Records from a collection
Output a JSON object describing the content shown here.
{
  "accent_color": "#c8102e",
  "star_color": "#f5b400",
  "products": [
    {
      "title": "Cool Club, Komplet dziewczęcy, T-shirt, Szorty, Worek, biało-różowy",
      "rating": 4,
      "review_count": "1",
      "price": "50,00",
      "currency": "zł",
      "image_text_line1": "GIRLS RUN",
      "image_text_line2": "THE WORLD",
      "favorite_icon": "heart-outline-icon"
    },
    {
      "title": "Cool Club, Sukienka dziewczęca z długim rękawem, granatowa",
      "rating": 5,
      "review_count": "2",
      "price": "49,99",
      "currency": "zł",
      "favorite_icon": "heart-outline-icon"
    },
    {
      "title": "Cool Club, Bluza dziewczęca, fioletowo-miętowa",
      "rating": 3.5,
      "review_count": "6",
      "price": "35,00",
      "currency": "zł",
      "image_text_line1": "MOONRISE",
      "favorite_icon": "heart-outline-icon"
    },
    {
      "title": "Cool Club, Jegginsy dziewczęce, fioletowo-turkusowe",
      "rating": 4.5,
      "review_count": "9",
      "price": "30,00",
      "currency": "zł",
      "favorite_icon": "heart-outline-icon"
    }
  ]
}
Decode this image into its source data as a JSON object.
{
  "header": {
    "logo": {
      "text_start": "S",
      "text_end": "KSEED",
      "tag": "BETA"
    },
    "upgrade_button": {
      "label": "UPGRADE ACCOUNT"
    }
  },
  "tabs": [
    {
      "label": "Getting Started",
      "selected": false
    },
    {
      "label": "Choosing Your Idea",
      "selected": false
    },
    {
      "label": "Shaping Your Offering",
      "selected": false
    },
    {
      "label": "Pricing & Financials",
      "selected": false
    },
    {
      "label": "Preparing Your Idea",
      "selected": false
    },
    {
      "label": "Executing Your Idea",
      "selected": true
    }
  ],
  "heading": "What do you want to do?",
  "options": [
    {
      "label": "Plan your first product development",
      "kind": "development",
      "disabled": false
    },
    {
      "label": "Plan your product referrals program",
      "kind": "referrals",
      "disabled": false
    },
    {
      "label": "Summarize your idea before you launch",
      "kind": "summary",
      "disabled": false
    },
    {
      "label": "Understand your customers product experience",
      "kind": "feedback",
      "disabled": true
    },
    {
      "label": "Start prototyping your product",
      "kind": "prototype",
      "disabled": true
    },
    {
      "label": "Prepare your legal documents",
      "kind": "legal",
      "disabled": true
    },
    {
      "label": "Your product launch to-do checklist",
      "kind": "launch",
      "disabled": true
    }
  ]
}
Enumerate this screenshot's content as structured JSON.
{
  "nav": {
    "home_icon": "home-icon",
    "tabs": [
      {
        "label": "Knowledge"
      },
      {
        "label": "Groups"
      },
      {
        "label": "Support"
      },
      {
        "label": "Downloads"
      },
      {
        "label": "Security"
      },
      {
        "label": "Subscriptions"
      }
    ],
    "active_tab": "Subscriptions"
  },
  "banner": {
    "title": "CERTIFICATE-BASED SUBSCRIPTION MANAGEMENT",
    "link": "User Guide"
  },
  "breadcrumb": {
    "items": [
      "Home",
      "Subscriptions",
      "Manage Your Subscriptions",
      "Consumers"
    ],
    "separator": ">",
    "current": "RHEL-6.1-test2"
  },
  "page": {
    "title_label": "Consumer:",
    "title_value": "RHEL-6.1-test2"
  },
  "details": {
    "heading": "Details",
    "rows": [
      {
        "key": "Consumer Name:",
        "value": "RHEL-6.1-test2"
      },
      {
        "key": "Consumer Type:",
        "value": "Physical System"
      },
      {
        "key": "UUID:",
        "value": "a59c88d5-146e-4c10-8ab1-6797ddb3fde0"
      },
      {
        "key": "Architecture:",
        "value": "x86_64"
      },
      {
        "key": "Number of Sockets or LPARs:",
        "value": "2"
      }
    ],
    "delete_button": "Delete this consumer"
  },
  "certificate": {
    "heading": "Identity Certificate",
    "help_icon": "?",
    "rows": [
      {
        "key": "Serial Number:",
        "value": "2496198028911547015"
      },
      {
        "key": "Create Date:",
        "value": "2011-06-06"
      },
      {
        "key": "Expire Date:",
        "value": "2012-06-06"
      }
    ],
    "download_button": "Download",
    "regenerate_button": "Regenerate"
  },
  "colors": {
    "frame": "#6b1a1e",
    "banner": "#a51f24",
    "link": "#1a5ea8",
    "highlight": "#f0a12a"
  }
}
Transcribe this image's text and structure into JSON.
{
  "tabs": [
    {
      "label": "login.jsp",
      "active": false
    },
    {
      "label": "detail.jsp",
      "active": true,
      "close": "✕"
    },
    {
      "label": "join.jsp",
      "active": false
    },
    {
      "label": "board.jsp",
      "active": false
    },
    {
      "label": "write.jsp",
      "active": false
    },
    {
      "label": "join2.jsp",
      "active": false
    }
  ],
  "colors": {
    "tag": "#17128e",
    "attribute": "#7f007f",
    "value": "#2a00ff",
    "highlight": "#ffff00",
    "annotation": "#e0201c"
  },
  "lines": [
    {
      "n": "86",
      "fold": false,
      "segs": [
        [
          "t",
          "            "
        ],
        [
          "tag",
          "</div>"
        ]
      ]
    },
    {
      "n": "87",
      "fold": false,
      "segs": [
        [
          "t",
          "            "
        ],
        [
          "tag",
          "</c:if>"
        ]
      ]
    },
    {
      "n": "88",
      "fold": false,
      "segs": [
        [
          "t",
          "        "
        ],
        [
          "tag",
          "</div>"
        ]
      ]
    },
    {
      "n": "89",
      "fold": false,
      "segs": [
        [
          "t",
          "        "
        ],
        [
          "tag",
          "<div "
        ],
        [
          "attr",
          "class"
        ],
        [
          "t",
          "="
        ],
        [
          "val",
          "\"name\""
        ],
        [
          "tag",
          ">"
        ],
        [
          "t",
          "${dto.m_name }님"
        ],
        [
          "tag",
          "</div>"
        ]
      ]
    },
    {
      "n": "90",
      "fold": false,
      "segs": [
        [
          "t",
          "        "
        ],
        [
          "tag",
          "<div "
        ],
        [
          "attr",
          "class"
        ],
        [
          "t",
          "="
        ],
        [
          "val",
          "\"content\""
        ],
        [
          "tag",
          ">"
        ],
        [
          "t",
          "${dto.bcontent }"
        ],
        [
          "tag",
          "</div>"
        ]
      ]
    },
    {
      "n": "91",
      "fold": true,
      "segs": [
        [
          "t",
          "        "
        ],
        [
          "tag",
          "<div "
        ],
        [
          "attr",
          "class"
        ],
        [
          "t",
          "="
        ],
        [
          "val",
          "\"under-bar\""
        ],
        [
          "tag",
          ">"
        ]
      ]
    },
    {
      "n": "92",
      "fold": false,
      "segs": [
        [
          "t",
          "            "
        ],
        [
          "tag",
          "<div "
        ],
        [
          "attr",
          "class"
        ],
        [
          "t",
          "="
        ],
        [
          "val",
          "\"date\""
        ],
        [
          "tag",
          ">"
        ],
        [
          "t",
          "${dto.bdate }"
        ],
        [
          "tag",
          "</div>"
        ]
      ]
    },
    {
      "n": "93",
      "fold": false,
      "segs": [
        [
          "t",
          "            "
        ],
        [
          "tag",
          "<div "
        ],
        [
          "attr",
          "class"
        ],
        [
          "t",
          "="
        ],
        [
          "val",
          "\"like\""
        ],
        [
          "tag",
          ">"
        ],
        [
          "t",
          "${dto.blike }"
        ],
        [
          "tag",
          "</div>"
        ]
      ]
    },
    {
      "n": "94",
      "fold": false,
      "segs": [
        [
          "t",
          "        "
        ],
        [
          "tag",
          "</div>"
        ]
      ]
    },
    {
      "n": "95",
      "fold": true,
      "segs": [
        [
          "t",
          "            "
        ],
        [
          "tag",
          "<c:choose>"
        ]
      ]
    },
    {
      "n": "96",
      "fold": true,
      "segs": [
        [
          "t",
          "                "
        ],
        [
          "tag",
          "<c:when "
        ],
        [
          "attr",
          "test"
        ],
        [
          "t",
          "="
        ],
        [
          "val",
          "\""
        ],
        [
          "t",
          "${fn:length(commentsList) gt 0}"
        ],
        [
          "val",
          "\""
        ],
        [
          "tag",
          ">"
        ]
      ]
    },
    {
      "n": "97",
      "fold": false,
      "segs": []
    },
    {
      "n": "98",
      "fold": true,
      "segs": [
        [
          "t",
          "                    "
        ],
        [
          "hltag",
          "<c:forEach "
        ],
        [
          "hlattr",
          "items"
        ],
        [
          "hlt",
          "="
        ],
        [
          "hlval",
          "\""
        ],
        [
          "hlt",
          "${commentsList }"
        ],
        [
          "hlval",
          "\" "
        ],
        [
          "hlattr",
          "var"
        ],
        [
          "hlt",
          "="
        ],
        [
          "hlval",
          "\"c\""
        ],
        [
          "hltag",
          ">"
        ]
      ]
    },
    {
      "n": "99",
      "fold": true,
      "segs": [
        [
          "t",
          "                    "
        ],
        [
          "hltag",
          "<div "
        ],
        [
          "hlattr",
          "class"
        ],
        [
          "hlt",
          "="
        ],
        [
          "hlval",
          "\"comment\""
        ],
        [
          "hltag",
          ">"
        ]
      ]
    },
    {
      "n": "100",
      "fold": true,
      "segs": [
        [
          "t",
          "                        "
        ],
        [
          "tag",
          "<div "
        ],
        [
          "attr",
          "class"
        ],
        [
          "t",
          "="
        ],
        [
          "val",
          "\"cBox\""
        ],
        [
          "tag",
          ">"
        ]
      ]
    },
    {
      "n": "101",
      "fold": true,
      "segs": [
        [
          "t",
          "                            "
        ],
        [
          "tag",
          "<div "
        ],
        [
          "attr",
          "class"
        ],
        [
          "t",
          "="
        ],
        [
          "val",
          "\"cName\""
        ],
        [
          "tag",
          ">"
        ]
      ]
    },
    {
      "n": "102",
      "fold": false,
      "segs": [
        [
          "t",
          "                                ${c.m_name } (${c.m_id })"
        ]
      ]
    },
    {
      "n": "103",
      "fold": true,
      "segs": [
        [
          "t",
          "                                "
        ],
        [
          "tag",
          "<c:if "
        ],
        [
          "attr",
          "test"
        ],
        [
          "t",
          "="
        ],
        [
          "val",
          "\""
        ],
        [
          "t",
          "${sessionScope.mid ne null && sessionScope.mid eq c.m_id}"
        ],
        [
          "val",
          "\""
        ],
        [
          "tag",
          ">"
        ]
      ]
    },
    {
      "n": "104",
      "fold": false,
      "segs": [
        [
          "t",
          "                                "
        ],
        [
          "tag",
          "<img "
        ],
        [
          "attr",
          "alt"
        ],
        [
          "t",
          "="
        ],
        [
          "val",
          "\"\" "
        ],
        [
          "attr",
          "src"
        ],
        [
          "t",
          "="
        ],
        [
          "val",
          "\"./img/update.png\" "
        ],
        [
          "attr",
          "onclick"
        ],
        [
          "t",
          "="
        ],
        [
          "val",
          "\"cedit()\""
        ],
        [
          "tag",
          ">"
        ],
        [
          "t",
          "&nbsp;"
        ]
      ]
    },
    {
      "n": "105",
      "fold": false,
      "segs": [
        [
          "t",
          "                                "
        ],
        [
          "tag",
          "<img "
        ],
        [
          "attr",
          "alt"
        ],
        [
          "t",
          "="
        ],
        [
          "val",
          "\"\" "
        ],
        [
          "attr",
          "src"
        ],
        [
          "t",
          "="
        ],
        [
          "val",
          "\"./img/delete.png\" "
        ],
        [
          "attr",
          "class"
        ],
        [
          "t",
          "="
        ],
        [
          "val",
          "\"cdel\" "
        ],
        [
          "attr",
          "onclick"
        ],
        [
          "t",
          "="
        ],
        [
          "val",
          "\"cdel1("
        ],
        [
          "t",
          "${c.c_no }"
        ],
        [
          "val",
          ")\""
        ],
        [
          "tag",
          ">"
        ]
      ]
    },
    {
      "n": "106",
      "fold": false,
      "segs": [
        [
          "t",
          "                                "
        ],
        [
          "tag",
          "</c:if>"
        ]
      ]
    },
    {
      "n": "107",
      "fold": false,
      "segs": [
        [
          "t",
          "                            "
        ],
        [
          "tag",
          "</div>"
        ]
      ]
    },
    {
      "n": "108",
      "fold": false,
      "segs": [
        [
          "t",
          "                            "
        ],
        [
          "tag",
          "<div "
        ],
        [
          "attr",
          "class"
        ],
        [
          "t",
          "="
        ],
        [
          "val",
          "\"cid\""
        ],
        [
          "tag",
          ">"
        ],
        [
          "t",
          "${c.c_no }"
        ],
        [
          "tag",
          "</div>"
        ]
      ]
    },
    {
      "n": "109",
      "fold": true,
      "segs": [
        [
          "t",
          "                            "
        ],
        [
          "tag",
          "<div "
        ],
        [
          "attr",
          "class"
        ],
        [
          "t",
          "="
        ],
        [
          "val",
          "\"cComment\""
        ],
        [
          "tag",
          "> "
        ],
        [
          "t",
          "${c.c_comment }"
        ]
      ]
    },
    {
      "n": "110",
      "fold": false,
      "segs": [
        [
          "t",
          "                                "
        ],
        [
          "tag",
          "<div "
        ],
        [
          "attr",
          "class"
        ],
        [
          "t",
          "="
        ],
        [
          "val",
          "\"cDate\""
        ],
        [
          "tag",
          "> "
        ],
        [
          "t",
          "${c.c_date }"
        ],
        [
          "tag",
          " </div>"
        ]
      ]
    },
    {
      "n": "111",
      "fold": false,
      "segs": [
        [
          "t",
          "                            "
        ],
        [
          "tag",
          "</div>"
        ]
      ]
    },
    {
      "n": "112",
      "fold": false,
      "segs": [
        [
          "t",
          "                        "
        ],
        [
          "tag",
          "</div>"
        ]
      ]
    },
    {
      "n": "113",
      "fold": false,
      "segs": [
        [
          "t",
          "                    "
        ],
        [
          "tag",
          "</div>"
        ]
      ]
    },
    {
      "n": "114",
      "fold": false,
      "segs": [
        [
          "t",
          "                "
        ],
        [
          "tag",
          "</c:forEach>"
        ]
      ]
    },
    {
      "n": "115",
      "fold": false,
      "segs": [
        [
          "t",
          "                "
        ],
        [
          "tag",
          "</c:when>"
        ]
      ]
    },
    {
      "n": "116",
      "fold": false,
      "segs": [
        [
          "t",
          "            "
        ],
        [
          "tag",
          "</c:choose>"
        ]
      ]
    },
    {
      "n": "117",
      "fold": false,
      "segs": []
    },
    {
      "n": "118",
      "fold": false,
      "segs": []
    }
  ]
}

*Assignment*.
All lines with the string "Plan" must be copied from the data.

*Exercise output*.
      "label": "Plan your first product development",
      "label": "Plan your product referrals program",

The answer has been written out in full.